Apple did consider using Intel for a 2014 iPad, Sauer added, but skipped the idea out of business reasons and a decision that it didn't need the specifications it had been looking for, such as carrier aggregation.
The FTC's lawsuit accuses Qualcomm of antitrust violations by forcing chip buyers to sign patent licenses at inflated rates. The Commission rested its case last week.
Qualcomm has defended its practices by a number of means, for example pointing to the high cost of innovation. Apple though has called the chipmaker's demands "onerous," at one point asking Apple to cross-license all its intellectual property to get a direct license for standards-essential patents, something Apple decided to skip.

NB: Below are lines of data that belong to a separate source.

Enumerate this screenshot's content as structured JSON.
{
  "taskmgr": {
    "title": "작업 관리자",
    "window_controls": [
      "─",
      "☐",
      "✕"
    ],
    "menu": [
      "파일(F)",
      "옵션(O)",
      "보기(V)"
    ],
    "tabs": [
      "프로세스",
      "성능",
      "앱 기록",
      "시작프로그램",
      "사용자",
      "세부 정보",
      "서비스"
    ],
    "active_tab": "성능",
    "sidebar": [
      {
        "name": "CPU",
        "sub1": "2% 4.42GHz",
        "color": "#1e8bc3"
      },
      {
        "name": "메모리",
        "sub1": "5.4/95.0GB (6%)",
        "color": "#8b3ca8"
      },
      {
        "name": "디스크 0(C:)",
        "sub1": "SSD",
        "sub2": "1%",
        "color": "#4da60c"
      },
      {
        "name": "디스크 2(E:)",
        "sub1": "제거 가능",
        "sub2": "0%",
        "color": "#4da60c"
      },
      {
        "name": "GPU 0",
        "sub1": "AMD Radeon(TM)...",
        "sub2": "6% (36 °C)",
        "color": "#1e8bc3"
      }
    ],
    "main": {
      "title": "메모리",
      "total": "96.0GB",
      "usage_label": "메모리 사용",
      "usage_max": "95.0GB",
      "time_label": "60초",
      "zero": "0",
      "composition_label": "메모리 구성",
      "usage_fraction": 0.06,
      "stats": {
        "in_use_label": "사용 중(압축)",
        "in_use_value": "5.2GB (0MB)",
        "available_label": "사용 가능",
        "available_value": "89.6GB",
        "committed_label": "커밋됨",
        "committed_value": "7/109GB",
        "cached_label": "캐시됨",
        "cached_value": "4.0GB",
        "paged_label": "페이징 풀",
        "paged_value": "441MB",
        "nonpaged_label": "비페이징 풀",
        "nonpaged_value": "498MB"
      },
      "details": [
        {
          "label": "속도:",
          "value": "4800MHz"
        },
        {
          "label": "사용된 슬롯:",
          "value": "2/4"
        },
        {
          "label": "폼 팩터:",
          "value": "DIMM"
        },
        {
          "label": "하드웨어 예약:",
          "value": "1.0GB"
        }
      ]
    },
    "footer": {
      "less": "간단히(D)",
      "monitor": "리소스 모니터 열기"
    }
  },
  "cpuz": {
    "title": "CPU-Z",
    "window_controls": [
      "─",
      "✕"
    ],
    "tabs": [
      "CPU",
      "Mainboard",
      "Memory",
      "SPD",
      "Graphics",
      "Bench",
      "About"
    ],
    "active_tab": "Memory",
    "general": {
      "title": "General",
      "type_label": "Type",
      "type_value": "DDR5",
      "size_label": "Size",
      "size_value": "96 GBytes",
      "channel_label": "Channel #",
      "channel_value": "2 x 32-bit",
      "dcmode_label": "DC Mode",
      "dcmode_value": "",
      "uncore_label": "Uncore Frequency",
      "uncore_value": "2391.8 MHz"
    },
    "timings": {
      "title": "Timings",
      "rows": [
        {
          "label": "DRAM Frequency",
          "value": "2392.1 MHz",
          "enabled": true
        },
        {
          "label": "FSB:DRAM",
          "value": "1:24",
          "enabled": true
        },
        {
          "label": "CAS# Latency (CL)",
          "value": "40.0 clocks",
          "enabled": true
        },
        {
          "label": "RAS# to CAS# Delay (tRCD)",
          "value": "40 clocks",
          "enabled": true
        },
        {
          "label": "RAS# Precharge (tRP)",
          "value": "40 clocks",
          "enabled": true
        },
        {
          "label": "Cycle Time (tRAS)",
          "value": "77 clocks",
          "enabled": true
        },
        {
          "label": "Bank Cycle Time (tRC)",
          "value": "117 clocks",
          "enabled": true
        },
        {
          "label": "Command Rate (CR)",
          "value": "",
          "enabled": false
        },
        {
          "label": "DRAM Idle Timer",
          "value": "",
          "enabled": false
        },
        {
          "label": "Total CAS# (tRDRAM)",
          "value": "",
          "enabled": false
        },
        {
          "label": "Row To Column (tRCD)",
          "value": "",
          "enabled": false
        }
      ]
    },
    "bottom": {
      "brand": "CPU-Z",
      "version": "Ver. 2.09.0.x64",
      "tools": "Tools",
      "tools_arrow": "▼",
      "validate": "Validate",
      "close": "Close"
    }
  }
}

COO Jeff Williams recently revealed that Apple wanted to return to a mix of Intel and Qualcomm modems for 2018 iPhones, but was shot down by Qualcomm CEO Steve Mollenkopf. The two companies have been engaged in a global legal war since 2017, instigated by Apple, which sued over nearly $1 billion in rebates allegedly withheld as retaliation for cooperation with antitrust investigators.